“I have a picture of me in a little shop apron when I was about five years old, Andy Chidwick told me when I asked just how far back his woodworking experience actually went. “I still have the apron, which was sewn by my mom. My father was not a woodworker, but he was the do-it-yourself sort, so I grew up using tools and helping him do things, and even worked in construction as a teen.
“I grew up in California and met my wife while at Cal State, where I was pursuing a degree in behavioral science with a minor in theater arts. After college, I got married and moved to Vancouver, Washington and got a job as a finish carpenter. That gave me an insatiable desire to do beautiful woodworking.
“Around 1998, I decided I could do a better job myself, and went out on my own doing construction, millwork and custom manufacturing. The business grew fast until I had about a dozen employees. At that point, I realized I was not doing the work I enjoyed and had no time to spend with my family. In early 2000, we closed the business, and I starting building furniture in the shop, working alone. I loved it, but as a one-man shop, I was just like everyone else. I needed to find a marketable high-end product. I chose high-end custom furniture.
“Along about 2003, I took five days, went to Virginia and learned chairmaking techniques. I had always liked working with bent laminations, and fell in love with the sculptural woodworking sometimes incorporated into rocking chairs. I came back and started making rocking chairs, and it took off fairly quickly. We sold at both woodworking shows and home and garden shows. I had plenty of custom orders; I would take measurements of the individual and design the chair to custom fit them. That was the market niche that seemed to work well.
“My wife’s grandfather sold us a family property in Montana just about the time we were tiring of the rainy Pacific Northwest, so we moved the business to six acres of wooded property in the Bitterroot Valley. The area is breathtakingly beautiful. When you sell upper-end furniture, you are selling your lifestyle as much as your work. I realized that people wanted to hear about our lives as much as about our furniture. Fortunately, our migration from the greater Los Angeles area to the Montana woodlands resonated with our customers.
“As the business continued to grow, more and more people said, ‘I’d like to learn how to do that.’ In 2005, I was invited to teach at American Sycamore Retreat, a woodworking school in Indiana. I loved it. Teaching seemed to bring together my eclectic past: studying people, as in behavioral science, and my love of theater. By understanding how people click and how different people learn differently, I can help them feel warm and welcome instead of intimidated. Obviously, when you have a group of people watching you and learning from you, in essence, you are on stage. It’s more than showing people a group of techniques; it is communicating a passion and love for what you do.
“Because I liked teaching, and because we had such a perfect property for a school, I decided to teach here in Montana. I figured learning how to build a beautiful chair in a place where you would want to be anyway for vacation was ideal. Apparently, others felt the same way, so in the fall of this year, just a couple of months ago, we opened a school. We plan to teach in the spring, summer and fall, which leaves wintertime for me to do my own woodworking.

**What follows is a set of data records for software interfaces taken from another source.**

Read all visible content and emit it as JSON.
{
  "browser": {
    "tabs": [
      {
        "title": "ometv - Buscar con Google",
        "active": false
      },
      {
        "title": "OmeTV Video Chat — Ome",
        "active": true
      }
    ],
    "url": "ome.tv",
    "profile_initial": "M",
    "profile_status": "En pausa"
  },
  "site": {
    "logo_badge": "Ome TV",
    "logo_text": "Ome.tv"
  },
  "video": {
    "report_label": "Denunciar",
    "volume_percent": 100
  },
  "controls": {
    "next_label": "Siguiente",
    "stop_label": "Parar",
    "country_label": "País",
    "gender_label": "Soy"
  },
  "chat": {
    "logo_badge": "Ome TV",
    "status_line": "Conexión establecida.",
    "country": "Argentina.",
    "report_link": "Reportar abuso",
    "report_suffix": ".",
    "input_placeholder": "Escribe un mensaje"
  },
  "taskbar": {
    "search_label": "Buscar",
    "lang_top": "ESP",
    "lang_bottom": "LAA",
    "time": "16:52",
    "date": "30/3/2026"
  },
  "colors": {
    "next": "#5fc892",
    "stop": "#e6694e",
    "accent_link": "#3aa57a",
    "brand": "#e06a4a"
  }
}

“One of the unusual things about the school, and my shop, for that matter, is that all my workbenches are made of exotic African hardwoods. I stumbled upon a cache of it brought in by someone who was trying to sell to the flooring industry. He went belly-up, and I was able to buy bundles of mixed species dirt cheap.
“My wife and I are really excited about this brand-new venture. I want to teach people to love beautiful works of art and to enjoy the expression of woodworking. It’s not just a list of technical skills; it is going away having touched the artistic and spiritual side of your creativity. I think the biggest thing people come away with is that they are all artists and can express themselves through woodworking. For that reason, these classes are project-based and not mere seminars.
“Sitting and listening to a seminar is not the same as putting your hands on a rasp and creating a smooth curve, “Andy insists. “In the latter, you are expressing yourself in an artistic way, and creating something unlike any other piece.”